Four match rounds into the new season, the present international break gives teams an excellent opportunity to evaluate their performance thus far, having playing just over 10% of the season. In the Eredivisie table, Twente is the only club to maintain a 100% score and is trailed by Ajax and PSV, making last year’s top three also the three clubs leading the pack already. At the other end of the table, Excelsior has had the expected difficult start to the season, having won only a single point to go with the worst goal difference (-9). Other disappointing performances are NAC’s one point and Heerenveen’s 16th place with just two points.
But this post will not just sum up the league table in words. The intention is to look at offensive performances, much like we did at the end of last season to allow a later follow-up post to dive into the defensive performances to go with that. The example of NAC and Heerenveen is a nice one to introduce the relevance of looking at sheer goals scored and conceded. Both team occupy very disappointing places in the table so far, but Heerenveen did so by scoring 6 and conceding 14, while NAC scored only 4, but also conceded half of what Heerenveen did, 7.

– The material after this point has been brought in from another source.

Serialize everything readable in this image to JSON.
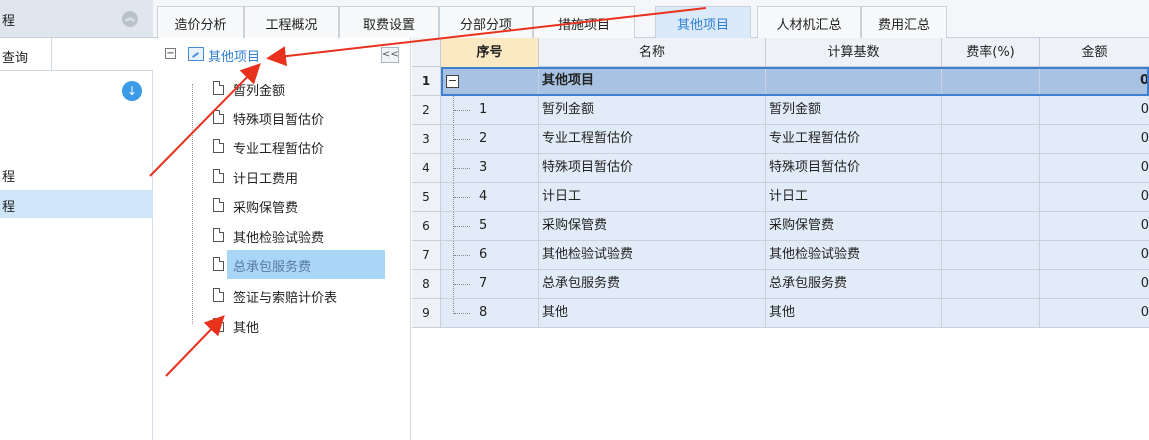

Goal scoring attempts
In a broader sense we will start off by simply looking at the amount of goal scoring chances created. Data are obtained from Infostrada Sports, without whose support the present article could not have been made. Defending Champions Ajax lead this chart, having created 85 goal scoring attempts, leading to 15 goals scored, three more than the second most productive team, Twente, who scored 12 goals from 72 chances. A surprising high number of chances have been created by Feyenoord (79) and Groningen (71), who both managed only 8 goals.

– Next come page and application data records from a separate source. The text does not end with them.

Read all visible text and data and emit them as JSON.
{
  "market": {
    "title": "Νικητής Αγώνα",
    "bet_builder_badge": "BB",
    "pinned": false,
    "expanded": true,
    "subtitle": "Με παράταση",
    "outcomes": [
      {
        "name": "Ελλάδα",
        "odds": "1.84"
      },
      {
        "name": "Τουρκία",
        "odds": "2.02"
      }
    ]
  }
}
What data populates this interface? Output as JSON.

Bottom team Excelsior comes in second last in terms of goal scoring attempts (34), only beating VVV (32). Heracles created only a handful of chances more (39), but did score 6 of them, as much as the median amount of goals of all Eredivisie teams. Add to that the fact that they also hit the woodwork four times, only beaten by Groningen’s five, and Heracles shows to have been close to an even higher conversion rate.

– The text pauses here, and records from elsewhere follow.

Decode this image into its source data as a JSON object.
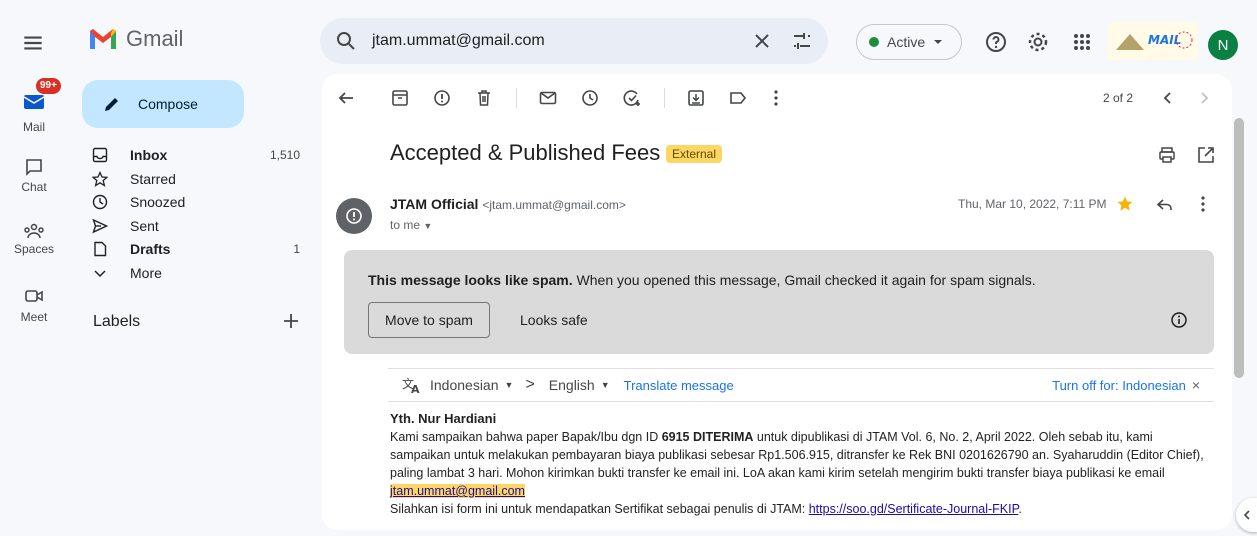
{
  "app": {
    "name": "Gmail"
  },
  "search": {
    "query": "jtam.ummat@gmail.com"
  },
  "status": {
    "label": "Active",
    "color": "#1e8e3e"
  },
  "profile": {
    "initial": "N",
    "brand_alt": "MAIL"
  },
  "rail": {
    "mail": {
      "label": "Mail",
      "badge": "99+"
    },
    "chat": {
      "label": "Chat"
    },
    "spaces": {
      "label": "Spaces"
    },
    "meet": {
      "label": "Meet"
    }
  },
  "compose": {
    "label": "Compose"
  },
  "folders": [
    {
      "label": "Inbox",
      "count": "1,510",
      "icon": "inbox-icon"
    },
    {
      "label": "Starred",
      "count": "",
      "icon": "star-icon"
    },
    {
      "label": "Snoozed",
      "count": "",
      "icon": "clock-icon"
    },
    {
      "label": "Sent",
      "count": "",
      "icon": "send-icon"
    },
    {
      "label": "Drafts",
      "count": "1",
      "icon": "draft-icon"
    },
    {
      "label": "More",
      "count": "",
      "icon": "chevron-down-icon"
    }
  ],
  "labels": {
    "heading": "Labels"
  },
  "pagination": {
    "text": "2 of 2"
  },
  "email": {
    "subject": "Accepted & Published Fees",
    "tag": "External",
    "sender_name": "JTAM Official",
    "sender_email": "<jtam.ummat@gmail.com>",
    "recipient": "to me",
    "date": "Thu, Mar 10, 2022, 7:11 PM",
    "spam_warning_bold": "This message looks like spam.",
    "spam_warning_rest": " When you opened this message, Gmail checked it again for spam signals.",
    "move_to_spam": "Move to spam",
    "looks_safe": "Looks safe",
    "translate": {
      "from": "Indonesian",
      "arrow": ">",
      "to": "English",
      "action": "Translate message",
      "turn_off": "Turn off for: Indonesian"
    },
    "greeting": "Yth. Nur Hardiani",
    "body_1": "Kami sampaikan bahwa paper Bapak/Ibu dgn ID ",
    "body_bold": "6915 DITERIMA",
    "body_2": " untuk dipublikasi di JTAM Vol. 6, No. 2, April 2022. Oleh sebab itu, kami sampaikan untuk melakukan pembayaran biaya publikasi sebesar Rp1.506.915, ditransfer ke Rek BNI 0201626790 an. Syaharuddin  (Editor Chief), paling lambat 3 hari. Mohon kirimkan bukti transfer ke email ini. LoA akan kami kirim setelah mengirim bukti transfer biaya publikasi ke email ",
    "body_email_link": "jtam.ummat@gmail.com",
    "body_3": "Silahkan isi form ini untuk mendapatkan Sertifikat sebagai penulis di JTAM: ",
    "body_form_link": "https://soo.gd/Sertificate-Journal-FKIP",
    "body_3_end": "."
  }
}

|Club||Goal scoring attempts|
The amount of goal scoring attempts is only part of what constitutes a good or weak offense, it also comes down to converting these chances. The simple version of this statistic could be created by simply dividing goals by attempts, but it is even more insightful to bring the amount of shots on target into the equation too. The graph below shows how teams did with regard to the fraction of shots that were on target on the vertical axis and with regard to converting shots on target into goals.
To assist in interpreting this graph, cross sectional lines have been added for both league averages. On average 22.2% of all shots on target resulted in a goal and 53.6% of all shots were on target. Teams in the upper right hand corner, PSV, AZ and Twente are doing above average with regard to shooting on target and to converting those shots into goals. This analysis supports the fact that their balance in this regard seems fine. PSV and Twente are also doing fine in terms of overall chances created, but AZ seems to have their relative weakness in that department with only 49 goal scoring attempts.
If teams in the upper right hand corner are doing fine in shooting on target and converting those shots, teams in the lower left hand corner are underperforming in both of these areas. NAC and VVV find themselves in this undesired area of the graph, mainly with a low fraction of shots on target.
The other two corners offer the most likely areas of advice to improve a team’s offensive game. In the upper left hand corner, teams like Roda, Excelsior, Feyenoord and NEC show that they do hit the target more often than other teams, but fail to convert these shots on target into goals. Teams that create few chances, like Excelsior, suffer most obviously as their lack of goals is quite known already, but teams like Feyenoord, that create more chances than most other teams, are provided with an excellent suggestions to improve their offensive game.
The final of four quarter is also a very interesting one. Ajax is also the team with the most distance to the center of the graph, suggesting the most outlying offensive performance. Of their 85 created attempts, only 38 were on target (43.2%), but of those 38 attempts on target, a record 15, or 39.5% were scored. Since shot distance is best predictor for the shots on target ratio, this suggests that reduction of shot distance could improve the defending Champions’ offense significantly.
A detailed look at Ajax’ shot on target ratio on player level reveals that their offensive players perform extremely well, while their midfielders fail to find the target with most of their shots. Sigthorsson, Boerrigter, Sulejmani and Ebecilio registered a total of 35 shots, finding the target with 22 of those (63%) and scoring 10 goals (45%). All other players fired in the remaining 50 shots, finding the target only 16 times (32%), scoring 5 goals (31%).
Of course, midfielders will always be outperformed by the forward team mates, who often fired in shots from superior positions, but the huge gap between the offensive performances of Ajax’ midfielders and forwards suggests that a key towards improvement should be to circulate more balls towards their front three, rather than firing in shots from distance. In a future post we might dive into other teams’ ratios when comparing forwards with the rest of the team.